First-order (or elementary) logic is typically regarded as a paradigm logical system for applications in mathematics and philosophy since it strikes a nice balance between expressivity and (what is seen by many as) desirable technical properties. Examples of the latter include the fact that the validities of the logic are computable, that the only infinite domain one ever needs to consider in checking the validity of a first-order sentence is the natural numbers, and that to show that a set of sentences can be made true in some domain we only need to check that every finite subset of the set can be made true in some domain. Shockingly, in the 1960s, Per Lindström established through a series of theorems that first-order logic cannot be improved while still striking the aforementioned balance: any expressive improvement comes with a technical price. One issue with Lindström's approach is that it assumes that first-order logic comes equipped with an identity symbol "=", to be interpreted as numerical equality. Although Lindström's proofs heavily use this fact, up to the 1960s, most logic textbooks would only add identity a posteriori to their presentation of first-order logic, as it was thought that "pure" logic didn't need to involve a mathematical notion like numerical equality. Moreover, plenty can still be formalized without identity, e.g. foundational theories such as ZF set theory, where "=" is definable. In this talk, I'll show that Lindström style results can be obtained in an identity-free context by non-trivial modifications of the arguments in ways that are not available in the presence of identity. Hence, proponents of first-order logic without identity have at least as strong a case for it being the paradigm logical system as those of first-order logic with identity.

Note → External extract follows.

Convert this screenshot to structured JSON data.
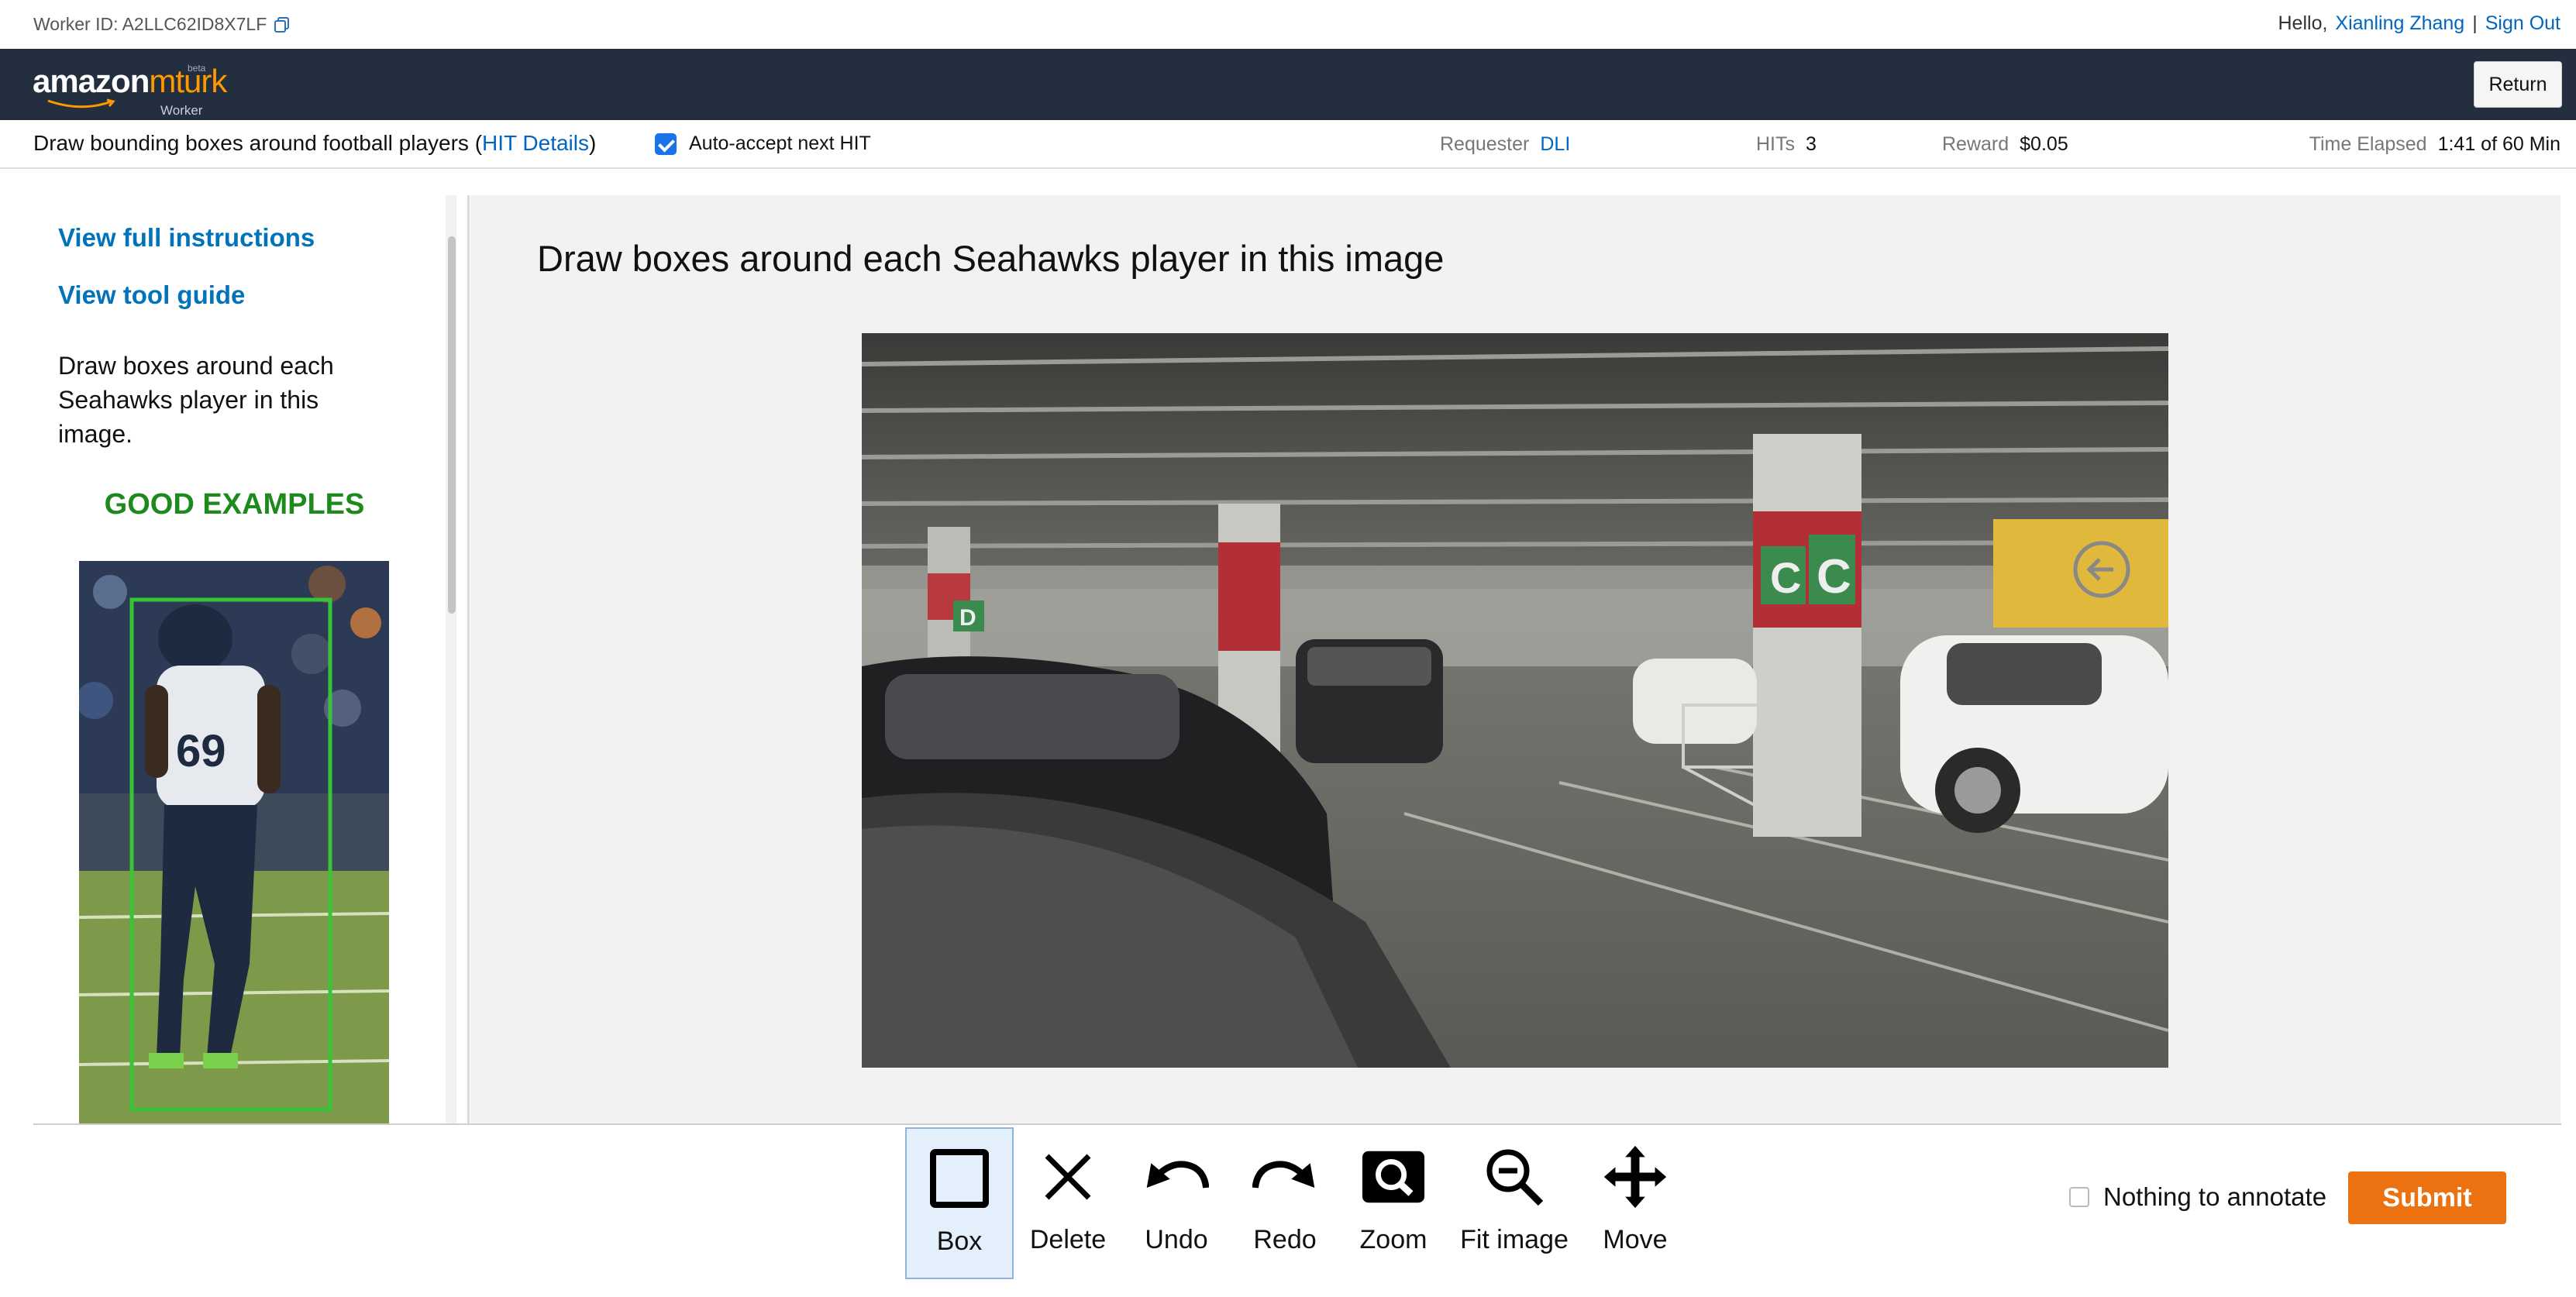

This is joint work with Xavier Caicedo and Carles Noguera.

Daniel Gaina ( daniel@imi.kyushu-u.ac.jp )